• _TASK BRIEF_: Please report each line of the data below that contains "this".

• _Dataset rows for apps and sites_:
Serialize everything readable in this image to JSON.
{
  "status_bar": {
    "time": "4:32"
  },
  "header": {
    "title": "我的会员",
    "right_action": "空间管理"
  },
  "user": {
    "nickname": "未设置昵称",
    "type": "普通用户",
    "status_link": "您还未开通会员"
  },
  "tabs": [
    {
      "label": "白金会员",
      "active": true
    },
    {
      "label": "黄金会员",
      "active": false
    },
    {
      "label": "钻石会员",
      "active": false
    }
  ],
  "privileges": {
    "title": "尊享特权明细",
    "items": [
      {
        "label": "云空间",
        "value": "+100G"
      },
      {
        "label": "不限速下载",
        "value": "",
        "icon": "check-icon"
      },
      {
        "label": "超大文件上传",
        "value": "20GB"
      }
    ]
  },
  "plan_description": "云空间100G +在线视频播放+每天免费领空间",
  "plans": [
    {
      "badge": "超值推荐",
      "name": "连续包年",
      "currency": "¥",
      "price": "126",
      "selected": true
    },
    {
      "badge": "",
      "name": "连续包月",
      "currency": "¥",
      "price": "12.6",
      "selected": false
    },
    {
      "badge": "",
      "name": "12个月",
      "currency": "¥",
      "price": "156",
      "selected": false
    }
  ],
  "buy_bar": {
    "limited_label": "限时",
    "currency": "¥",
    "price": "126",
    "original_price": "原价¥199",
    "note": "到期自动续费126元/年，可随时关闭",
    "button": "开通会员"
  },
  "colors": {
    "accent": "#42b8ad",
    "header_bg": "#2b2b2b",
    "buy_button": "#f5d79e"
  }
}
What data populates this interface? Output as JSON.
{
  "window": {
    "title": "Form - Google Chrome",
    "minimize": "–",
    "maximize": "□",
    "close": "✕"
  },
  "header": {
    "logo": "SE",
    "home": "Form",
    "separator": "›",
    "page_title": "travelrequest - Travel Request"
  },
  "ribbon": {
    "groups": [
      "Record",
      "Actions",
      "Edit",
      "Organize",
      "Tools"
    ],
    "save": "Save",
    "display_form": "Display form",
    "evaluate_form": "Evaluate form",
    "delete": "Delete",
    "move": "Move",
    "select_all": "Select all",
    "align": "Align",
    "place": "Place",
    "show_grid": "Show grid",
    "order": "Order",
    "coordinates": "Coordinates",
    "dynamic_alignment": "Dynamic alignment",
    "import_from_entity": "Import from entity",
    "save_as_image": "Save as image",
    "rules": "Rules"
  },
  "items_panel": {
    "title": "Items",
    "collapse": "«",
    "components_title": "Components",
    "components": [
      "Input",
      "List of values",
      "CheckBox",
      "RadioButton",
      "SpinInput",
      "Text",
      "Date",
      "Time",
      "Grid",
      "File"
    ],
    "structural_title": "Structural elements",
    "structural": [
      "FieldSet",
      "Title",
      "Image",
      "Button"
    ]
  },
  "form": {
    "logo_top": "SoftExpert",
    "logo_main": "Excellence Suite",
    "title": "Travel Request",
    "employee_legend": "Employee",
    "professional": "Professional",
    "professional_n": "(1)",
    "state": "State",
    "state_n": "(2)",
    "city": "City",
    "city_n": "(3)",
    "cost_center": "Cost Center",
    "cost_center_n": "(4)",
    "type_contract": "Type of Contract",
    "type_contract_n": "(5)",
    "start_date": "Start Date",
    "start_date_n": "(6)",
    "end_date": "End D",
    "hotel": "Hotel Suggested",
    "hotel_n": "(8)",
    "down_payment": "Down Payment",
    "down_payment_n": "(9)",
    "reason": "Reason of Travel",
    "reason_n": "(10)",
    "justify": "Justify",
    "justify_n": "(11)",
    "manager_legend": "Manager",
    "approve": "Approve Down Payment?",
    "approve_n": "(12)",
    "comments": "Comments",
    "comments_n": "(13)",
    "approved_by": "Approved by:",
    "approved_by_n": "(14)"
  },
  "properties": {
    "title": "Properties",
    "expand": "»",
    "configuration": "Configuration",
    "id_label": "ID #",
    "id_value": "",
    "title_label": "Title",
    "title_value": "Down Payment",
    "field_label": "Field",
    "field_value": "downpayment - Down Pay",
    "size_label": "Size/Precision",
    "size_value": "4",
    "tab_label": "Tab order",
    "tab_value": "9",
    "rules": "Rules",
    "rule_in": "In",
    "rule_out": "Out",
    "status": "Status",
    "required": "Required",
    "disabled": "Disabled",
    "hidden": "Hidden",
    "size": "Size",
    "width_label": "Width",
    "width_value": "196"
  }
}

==

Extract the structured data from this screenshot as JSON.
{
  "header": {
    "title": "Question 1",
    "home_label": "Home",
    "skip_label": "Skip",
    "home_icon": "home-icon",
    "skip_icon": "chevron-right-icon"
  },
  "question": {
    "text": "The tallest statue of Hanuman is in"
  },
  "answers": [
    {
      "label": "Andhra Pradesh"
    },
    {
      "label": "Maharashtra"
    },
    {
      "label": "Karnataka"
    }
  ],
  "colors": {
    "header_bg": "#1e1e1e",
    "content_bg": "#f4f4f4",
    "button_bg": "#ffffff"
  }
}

• _ANSWER SECTION_:
Serialize everything readable in this image to JSON.
What data populates this interface? Output as JSON.
Extract the structured data from this screenshot as JSON.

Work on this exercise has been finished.